» PROBLEM DETAILS
Among the entries below, find every line that has "initial" and pull it out.

*** Opening of TASK INPUT ***

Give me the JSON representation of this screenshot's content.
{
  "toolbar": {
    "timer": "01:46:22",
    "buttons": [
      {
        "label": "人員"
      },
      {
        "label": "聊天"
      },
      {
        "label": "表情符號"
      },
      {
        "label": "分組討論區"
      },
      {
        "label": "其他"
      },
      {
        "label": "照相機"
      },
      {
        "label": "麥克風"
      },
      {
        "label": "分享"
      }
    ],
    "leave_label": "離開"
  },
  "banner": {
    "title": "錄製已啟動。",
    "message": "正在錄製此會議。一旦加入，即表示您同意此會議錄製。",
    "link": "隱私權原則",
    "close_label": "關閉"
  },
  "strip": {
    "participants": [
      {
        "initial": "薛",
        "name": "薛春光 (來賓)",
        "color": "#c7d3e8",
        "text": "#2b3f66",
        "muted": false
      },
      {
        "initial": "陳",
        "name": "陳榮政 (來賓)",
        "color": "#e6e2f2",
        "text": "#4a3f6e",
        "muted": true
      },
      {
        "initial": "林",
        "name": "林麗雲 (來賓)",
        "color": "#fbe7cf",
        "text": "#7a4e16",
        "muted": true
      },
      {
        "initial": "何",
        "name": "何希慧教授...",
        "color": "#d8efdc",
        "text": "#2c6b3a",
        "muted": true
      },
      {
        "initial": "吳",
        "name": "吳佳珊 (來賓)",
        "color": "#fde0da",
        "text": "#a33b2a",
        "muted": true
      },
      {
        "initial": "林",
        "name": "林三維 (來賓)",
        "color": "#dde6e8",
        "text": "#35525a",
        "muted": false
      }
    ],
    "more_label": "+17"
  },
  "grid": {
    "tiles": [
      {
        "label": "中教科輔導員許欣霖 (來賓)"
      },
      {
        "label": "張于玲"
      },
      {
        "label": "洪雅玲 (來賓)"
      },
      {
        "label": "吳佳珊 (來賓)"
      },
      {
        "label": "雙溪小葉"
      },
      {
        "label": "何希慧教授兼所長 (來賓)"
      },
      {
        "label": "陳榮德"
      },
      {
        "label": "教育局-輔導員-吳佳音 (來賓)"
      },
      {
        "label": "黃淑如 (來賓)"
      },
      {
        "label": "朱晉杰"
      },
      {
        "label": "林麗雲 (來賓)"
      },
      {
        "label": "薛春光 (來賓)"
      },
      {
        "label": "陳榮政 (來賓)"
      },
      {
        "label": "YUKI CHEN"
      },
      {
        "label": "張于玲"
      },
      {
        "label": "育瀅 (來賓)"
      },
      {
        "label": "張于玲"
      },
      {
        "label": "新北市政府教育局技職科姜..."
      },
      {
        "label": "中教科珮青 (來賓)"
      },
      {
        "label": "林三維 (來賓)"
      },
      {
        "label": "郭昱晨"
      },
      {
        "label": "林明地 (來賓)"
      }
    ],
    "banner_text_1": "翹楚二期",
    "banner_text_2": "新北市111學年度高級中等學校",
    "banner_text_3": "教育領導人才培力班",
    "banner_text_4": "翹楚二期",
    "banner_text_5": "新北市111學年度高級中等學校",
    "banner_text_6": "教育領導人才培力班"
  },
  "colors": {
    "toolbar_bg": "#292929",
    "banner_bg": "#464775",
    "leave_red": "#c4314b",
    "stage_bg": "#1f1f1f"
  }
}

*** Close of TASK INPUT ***
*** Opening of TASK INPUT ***

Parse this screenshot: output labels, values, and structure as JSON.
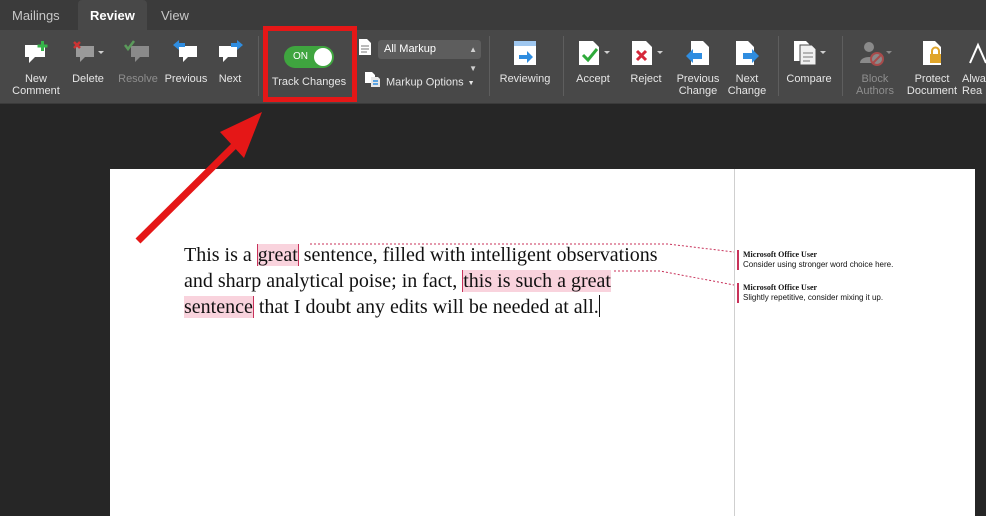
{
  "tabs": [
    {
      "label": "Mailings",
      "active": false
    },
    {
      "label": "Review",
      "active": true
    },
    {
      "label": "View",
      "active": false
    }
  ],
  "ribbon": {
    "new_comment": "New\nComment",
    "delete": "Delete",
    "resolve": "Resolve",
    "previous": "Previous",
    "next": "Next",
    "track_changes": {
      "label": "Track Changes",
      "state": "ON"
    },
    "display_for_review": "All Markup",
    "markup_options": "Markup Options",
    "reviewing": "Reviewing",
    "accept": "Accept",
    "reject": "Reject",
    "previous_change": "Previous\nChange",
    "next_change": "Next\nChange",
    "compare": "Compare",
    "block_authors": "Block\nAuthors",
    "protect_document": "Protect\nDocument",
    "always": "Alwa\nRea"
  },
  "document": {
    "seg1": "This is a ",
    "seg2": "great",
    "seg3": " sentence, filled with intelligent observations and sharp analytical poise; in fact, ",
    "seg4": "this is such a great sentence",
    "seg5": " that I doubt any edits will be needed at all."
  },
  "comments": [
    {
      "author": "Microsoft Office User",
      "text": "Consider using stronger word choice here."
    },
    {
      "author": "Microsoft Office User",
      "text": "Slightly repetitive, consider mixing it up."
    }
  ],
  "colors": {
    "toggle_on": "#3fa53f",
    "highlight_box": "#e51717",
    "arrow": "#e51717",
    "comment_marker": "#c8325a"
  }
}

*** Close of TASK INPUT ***
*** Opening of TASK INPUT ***

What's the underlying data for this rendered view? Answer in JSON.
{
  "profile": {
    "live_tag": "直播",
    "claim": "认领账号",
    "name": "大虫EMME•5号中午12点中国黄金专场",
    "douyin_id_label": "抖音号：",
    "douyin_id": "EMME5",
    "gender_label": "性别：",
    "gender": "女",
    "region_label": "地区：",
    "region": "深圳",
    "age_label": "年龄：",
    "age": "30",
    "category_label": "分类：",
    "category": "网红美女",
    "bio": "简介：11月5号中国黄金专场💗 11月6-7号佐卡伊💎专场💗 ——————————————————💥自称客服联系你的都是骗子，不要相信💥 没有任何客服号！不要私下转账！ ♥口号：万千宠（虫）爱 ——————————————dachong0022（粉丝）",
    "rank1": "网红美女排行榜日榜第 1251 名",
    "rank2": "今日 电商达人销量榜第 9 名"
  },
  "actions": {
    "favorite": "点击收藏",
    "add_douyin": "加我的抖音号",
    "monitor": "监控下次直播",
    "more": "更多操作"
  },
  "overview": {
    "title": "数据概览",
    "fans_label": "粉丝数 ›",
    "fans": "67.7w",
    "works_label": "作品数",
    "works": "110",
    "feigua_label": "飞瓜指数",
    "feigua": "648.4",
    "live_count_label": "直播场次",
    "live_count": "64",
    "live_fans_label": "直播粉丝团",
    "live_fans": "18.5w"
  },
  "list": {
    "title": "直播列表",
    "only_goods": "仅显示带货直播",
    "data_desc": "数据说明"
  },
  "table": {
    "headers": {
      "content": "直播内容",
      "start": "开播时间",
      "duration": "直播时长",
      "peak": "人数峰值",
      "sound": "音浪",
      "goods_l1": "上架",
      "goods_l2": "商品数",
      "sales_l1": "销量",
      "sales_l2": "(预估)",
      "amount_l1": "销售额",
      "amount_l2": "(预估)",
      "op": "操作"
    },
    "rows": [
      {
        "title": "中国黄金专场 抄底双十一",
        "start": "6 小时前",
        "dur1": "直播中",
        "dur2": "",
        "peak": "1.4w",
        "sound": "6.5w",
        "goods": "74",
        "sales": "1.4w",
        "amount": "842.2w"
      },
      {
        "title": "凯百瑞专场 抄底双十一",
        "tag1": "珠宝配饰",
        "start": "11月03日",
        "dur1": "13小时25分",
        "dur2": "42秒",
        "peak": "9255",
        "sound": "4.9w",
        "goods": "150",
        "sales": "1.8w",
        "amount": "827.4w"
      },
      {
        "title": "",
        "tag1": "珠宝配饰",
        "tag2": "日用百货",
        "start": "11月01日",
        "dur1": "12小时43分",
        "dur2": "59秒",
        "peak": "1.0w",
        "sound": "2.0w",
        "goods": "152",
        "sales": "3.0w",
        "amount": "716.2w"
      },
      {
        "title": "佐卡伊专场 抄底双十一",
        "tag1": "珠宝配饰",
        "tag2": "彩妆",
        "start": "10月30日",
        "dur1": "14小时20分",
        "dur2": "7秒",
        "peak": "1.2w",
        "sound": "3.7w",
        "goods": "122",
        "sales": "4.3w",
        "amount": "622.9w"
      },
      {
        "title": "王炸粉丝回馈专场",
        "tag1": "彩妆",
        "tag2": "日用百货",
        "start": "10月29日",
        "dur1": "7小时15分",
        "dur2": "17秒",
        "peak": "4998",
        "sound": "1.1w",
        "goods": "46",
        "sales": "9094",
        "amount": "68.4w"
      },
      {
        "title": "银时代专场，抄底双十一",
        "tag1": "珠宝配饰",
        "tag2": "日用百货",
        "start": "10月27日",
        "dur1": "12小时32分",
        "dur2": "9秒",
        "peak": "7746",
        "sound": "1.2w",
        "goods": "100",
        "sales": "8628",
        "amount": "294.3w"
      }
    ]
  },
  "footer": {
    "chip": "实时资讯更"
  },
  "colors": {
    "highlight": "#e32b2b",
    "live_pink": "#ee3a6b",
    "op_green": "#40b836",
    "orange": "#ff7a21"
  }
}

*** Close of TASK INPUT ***

» RESPONSE
        "initial": "薛",
        "initial": "陳",
        "initial": "林",
        "initial": "何",
        "initial": "吳",
        "initial": "林",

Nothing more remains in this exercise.